Research by 3ie, supported by MacArthur and Mastercard Foundations through the PSIPSE, identifies evidence gaps in the application of transferable skills programs in low- and middle-income countries. Transferable skills provide youth with critically needed tools for success in employment, health, and personal well-being. The scoping paper and report reveal needs for evidence in several categories, including teacher training programs and curriculum reform, learner-centered teaching, and institutional management and capacity building.
A Population Council report examines the experiences of girls entering secondary education in Gujarat, India, with a focus on the lack of supportive family, school, and community environments. The report finds that poor academic performance is linked to teacher absenteeism, requirements that girls work in the home, and low aspirations and expectations for girls’ education among the girls and their families.
A report by the International Center for Research on Women examines the factors that contribute to girls ages 14-18 dropping out of school in West Nile, Uganda. The report finds that more than 50 percent of girls in the region state that economic factors were primarily to blame, and pregnancy is the second most frequent response given (13.1 percent) for why girls left school. The report contains recommendations for how governments and communities can ensure girls remain in school, including comprehensive sexual and reproductive health education.
A PSIPSE-funded study from the Education Research Unit shows there is a paucity of women math and science teachers in Rajasthan, India. The study points to social perceptions that math is beyond the inherent capabilities of girls, which leads to a low number of female math and science students at the college level and, in turn, results in few female teachers. The study urges attention to the issue and emphasizes the need for elimination of gender and social disparities in primary and secondary education in India.
A report by the Learning Metrics Task Force offers recommendations for a holistic and innovative framework to help countries and international organizations measure and improve learning outcomes for children and youth worldwide. The Task Force, convened by UNESCO and the Brookings Institution's Center for Universal Education, outlines how the measurement of learning outcomes can help to ensure quality education and calls for a shift in global focus and investment from universal access to "access plus learning."
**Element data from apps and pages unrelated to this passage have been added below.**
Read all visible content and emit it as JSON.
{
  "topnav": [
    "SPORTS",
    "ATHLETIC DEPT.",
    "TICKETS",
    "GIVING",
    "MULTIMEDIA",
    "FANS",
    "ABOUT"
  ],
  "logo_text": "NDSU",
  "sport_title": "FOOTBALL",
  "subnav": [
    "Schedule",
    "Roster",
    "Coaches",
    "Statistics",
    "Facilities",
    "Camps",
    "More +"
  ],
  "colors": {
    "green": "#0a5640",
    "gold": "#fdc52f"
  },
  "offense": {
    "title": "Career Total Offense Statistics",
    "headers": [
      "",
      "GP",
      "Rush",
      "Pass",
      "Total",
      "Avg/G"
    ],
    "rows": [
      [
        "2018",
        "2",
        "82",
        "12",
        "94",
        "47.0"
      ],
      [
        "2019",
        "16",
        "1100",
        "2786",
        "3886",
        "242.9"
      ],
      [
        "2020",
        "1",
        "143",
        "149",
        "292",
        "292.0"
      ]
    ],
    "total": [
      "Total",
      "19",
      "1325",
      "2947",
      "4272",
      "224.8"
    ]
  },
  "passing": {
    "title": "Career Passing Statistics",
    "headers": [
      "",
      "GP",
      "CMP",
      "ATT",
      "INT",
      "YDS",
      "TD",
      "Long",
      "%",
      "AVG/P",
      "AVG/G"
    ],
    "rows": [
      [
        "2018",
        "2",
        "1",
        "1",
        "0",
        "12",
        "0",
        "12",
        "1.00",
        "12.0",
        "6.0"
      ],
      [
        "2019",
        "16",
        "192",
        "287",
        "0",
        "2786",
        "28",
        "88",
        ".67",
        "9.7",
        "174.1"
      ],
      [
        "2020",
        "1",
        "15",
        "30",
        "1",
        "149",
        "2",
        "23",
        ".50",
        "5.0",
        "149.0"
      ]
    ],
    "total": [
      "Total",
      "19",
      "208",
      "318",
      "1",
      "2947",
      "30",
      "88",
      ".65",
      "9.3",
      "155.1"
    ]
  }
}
As many developing countries see a boom in secondary education enrollment, effective, evidence-based policies on post-primary education are of vital importance. The Abdul Latif Jameel Poverty Action Lab (J-PAL) has launched a Post-Primary Education Initiative to promote policy-relevant research on secondary, tertiary, and vocational education in developing countries. As a first step in this process, J-PAL has released a report that reviews evidence to date on post-primary education and highlights gaps in the literature, with a focus on identifying policies that should be given the highest priority for future research. The review is organized in two broad topics: the demand for education from students and parents and the supply of education from governments and private providers.
Scaling up corporate and social investments could improve education in the developing world, according to this policy paper by the Center for Universal Education at Brookings. The paper looks at what works and what is not working in corporate efforts in developing countries and proposes five effective strategies for the business community to achieve the greatest impact in global education. Read the policy paper.
A report by the Brookings Institution's Center for Universal Education calls for a global policy agenda that focuses on access to quality education and learning for all children and youth in the developing world, especially poor girls who are often left behind and remain at a disadvantage.
The report estimates that 65 low- and middle-income countries are losing approximately $92 billion per year by failing to educate girls to the same standards as boys, and a 12 percent reduction in world poverty could be achieved if all students in low-income countries obtain basic reading skills in school.
While American corporations contribute nearly half a billion dollars per year to education in developing countries, corporate philanthropy to education generally does not reach the most poor and marginalized, according to a report by the Center for Universal Education at Brookings, The Center conducted in‐depth interviews with corporate philanthropy leaders and surveyed nearly 150 U.S. companies. The report suggest specific opportunities to achieve greater impact in educating the world’s poor through corporate philanthropy. View the report.